[TASK INPUTS — start]

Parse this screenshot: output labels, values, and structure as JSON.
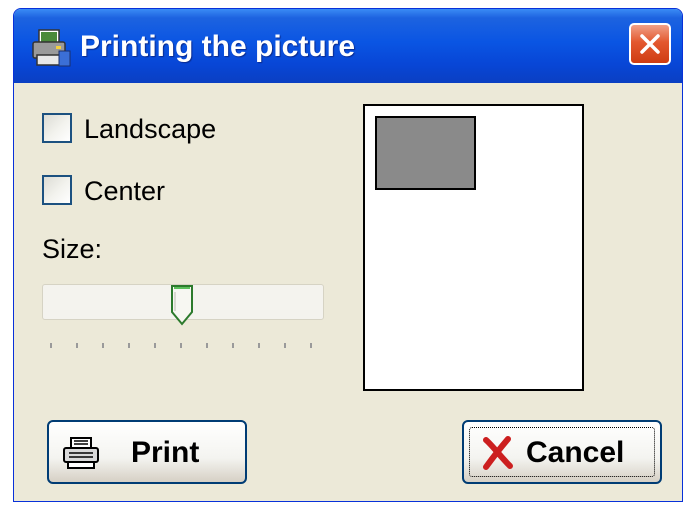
{
  "window": {
    "title": "Printing the picture",
    "title_color": "#ffffff",
    "titlebar_color": "#0a55e3",
    "body_color": "#ece9d8"
  },
  "icons": {
    "app": "printer-picture-icon",
    "close": "close-icon",
    "print": "printer-icon",
    "cancel": "red-x-icon"
  },
  "options": {
    "landscape": {
      "label": "Landscape",
      "checked": false
    },
    "center": {
      "label": "Center",
      "checked": false
    }
  },
  "size": {
    "label": "Size:",
    "slider_value": 0.5,
    "tick_count": 11
  },
  "preview": {
    "page_color": "#ffffff",
    "picture_color": "#8a8a8a"
  },
  "buttons": {
    "print_label": "Print",
    "cancel_label": "Cancel",
    "cancel_icon_color": "#cc1f1f"
  }
}
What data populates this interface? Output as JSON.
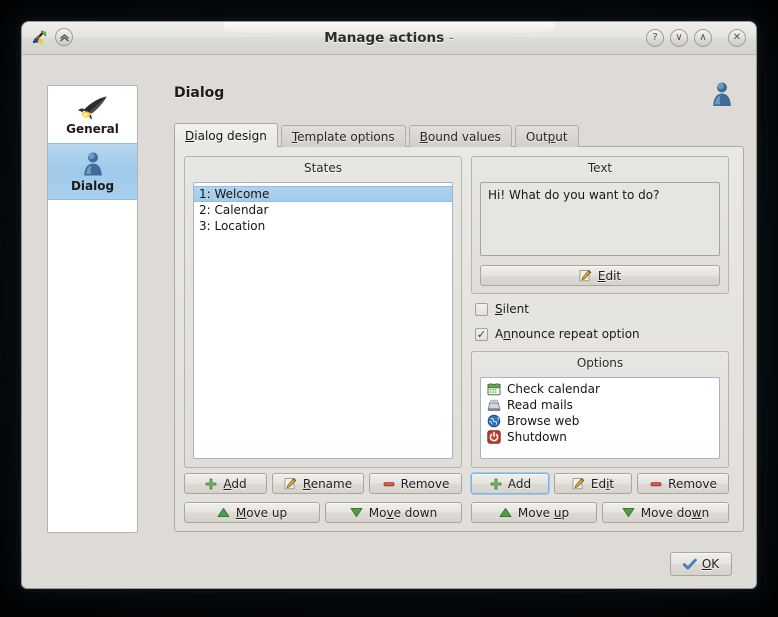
{
  "window": {
    "title": "Manage actions",
    "title_suffix": "-",
    "app_icon": "simon-app-icon",
    "shade_button": "shade-icon",
    "controls": [
      {
        "name": "help-button",
        "glyph": "?"
      },
      {
        "name": "minimize-button",
        "glyph": "∨"
      },
      {
        "name": "maximize-button",
        "glyph": "∧"
      },
      {
        "name": "close-button",
        "glyph": "✕"
      }
    ]
  },
  "sidebar": {
    "items": [
      {
        "label": "General",
        "icon": "rocket-icon",
        "selected": false
      },
      {
        "label": "Dialog",
        "icon": "user-icon",
        "selected": true
      }
    ]
  },
  "page": {
    "title": "Dialog",
    "avatar_icon": "user-avatar-icon"
  },
  "tabs": [
    {
      "label": "Dialog design",
      "accel": "D",
      "active": true
    },
    {
      "label": "Template options",
      "accel": "T",
      "active": false
    },
    {
      "label": "Bound values",
      "accel": "B",
      "active": false
    },
    {
      "label": "Output",
      "accel": "p",
      "active": false
    }
  ],
  "states": {
    "group_title": "States",
    "items": [
      {
        "label": "1: Welcome",
        "selected": true
      },
      {
        "label": "2: Calendar",
        "selected": false
      },
      {
        "label": "3: Location",
        "selected": false
      }
    ],
    "buttons": {
      "add": "Add",
      "add_accel": "A",
      "rename": "Rename",
      "rename_accel": "R",
      "remove": "Remove",
      "move_up": "Move up",
      "move_up_accel": "M",
      "move_down": "Move down",
      "move_down_accel": "v"
    }
  },
  "text_panel": {
    "group_title": "Text",
    "value": "Hi! What do you want to do?",
    "edit_button": "Edit",
    "edit_accel": "E"
  },
  "checkboxes": [
    {
      "label": "Silent",
      "accel": "S",
      "checked": false
    },
    {
      "label": "Announce repeat option",
      "accel": "n",
      "checked": true
    }
  ],
  "options": {
    "group_title": "Options",
    "items": [
      {
        "label": "Check calendar",
        "icon": "calendar-icon"
      },
      {
        "label": "Read mails",
        "icon": "mail-icon"
      },
      {
        "label": "Browse web",
        "icon": "globe-icon"
      },
      {
        "label": "Shutdown",
        "icon": "power-icon"
      }
    ],
    "buttons": {
      "add": "Add",
      "edit": "Edit",
      "edit_accel": "i",
      "remove": "Remove",
      "move_up": "Move up",
      "move_up_accel": "u",
      "move_down": "Move down",
      "move_down_accel": "w"
    }
  },
  "footer": {
    "ok_label": "OK",
    "ok_accel": "O",
    "ok_icon": "checkmark-icon"
  },
  "colors": {
    "selection": "#a8d0ec",
    "window_bg": "#dedbd6",
    "panel_bg": "#e8e6e2",
    "list_bg": "#ffffff",
    "accent_green": "#4f9f48",
    "accent_red": "#c6413c",
    "accent_blue": "#4a7fb5"
  }
}
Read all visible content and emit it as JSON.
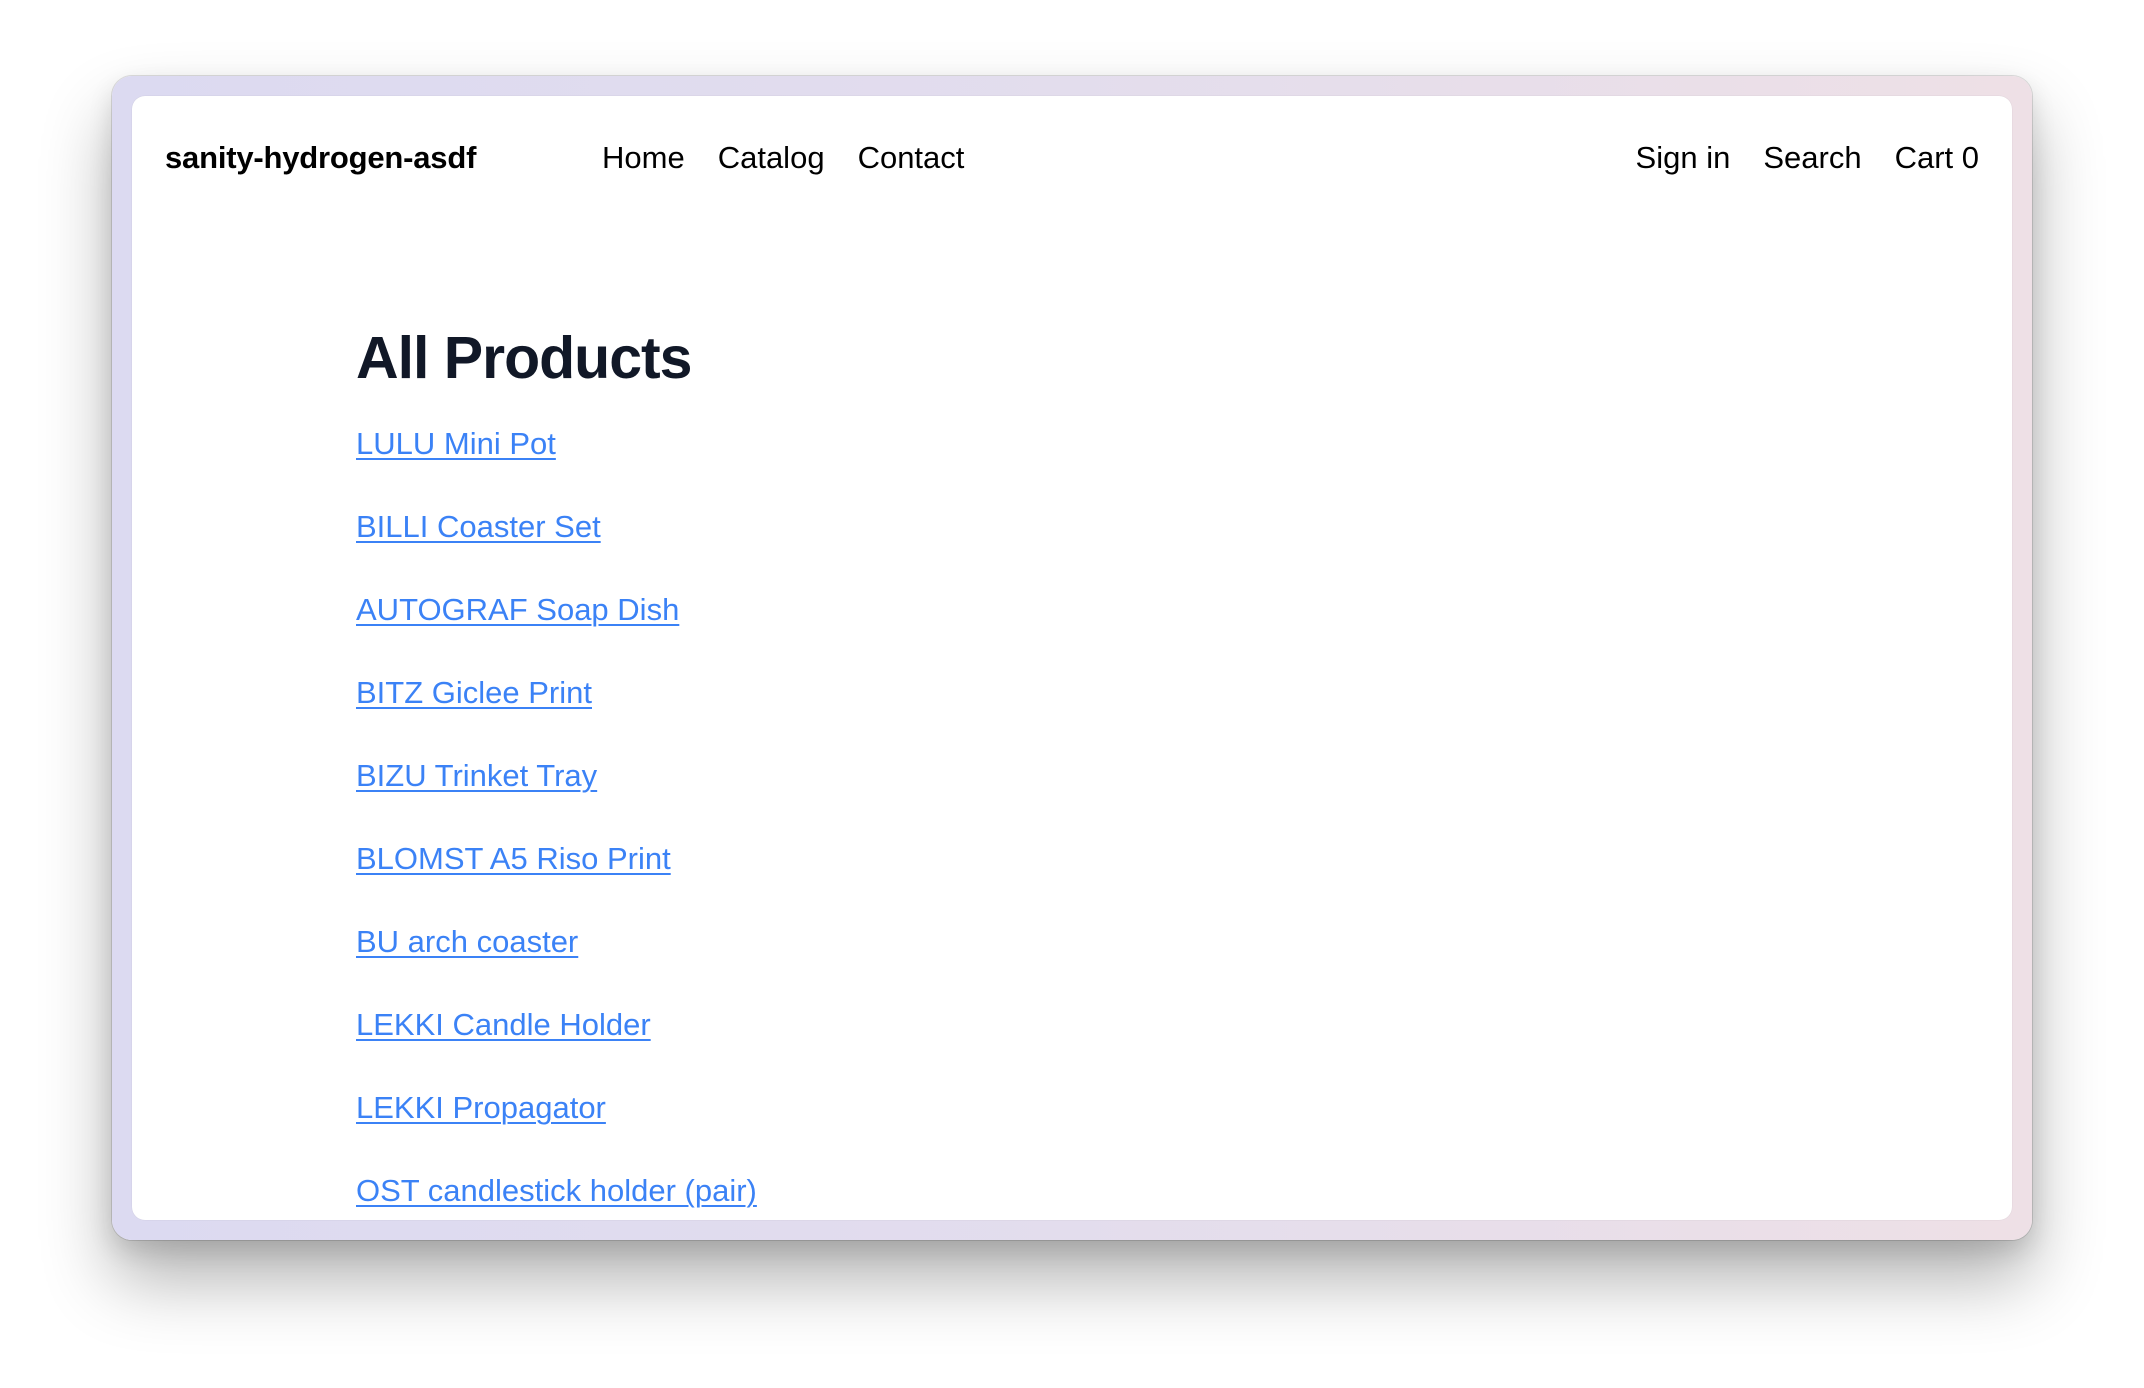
{
  "header": {
    "logo": "sanity-hydrogen-asdf",
    "nav": [
      {
        "label": "Home"
      },
      {
        "label": "Catalog"
      },
      {
        "label": "Contact"
      }
    ],
    "actions": {
      "sign_in": "Sign in",
      "search": "Search",
      "cart": "Cart 0"
    }
  },
  "main": {
    "title": "All Products",
    "products": [
      {
        "label": "LULU Mini Pot"
      },
      {
        "label": "BILLI Coaster Set"
      },
      {
        "label": "AUTOGRAF Soap Dish"
      },
      {
        "label": "BITZ Giclee Print"
      },
      {
        "label": "BIZU Trinket Tray"
      },
      {
        "label": "BLOMST A5 Riso Print"
      },
      {
        "label": "BU arch coaster"
      },
      {
        "label": "LEKKI Candle Holder"
      },
      {
        "label": "LEKKI Propagator"
      },
      {
        "label": "OST candlestick holder (pair)"
      }
    ]
  },
  "colors": {
    "link": "#3b82f6",
    "heading": "#111827",
    "text": "#000000",
    "frame_left": "#dcdaf1",
    "frame_right": "#eee0e6"
  }
}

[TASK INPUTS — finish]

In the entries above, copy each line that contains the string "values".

ANSWER TO THIS PROBLEM:
Parse this screenshot: output labels, values, and structure as JSON.
      "label": "Bound values",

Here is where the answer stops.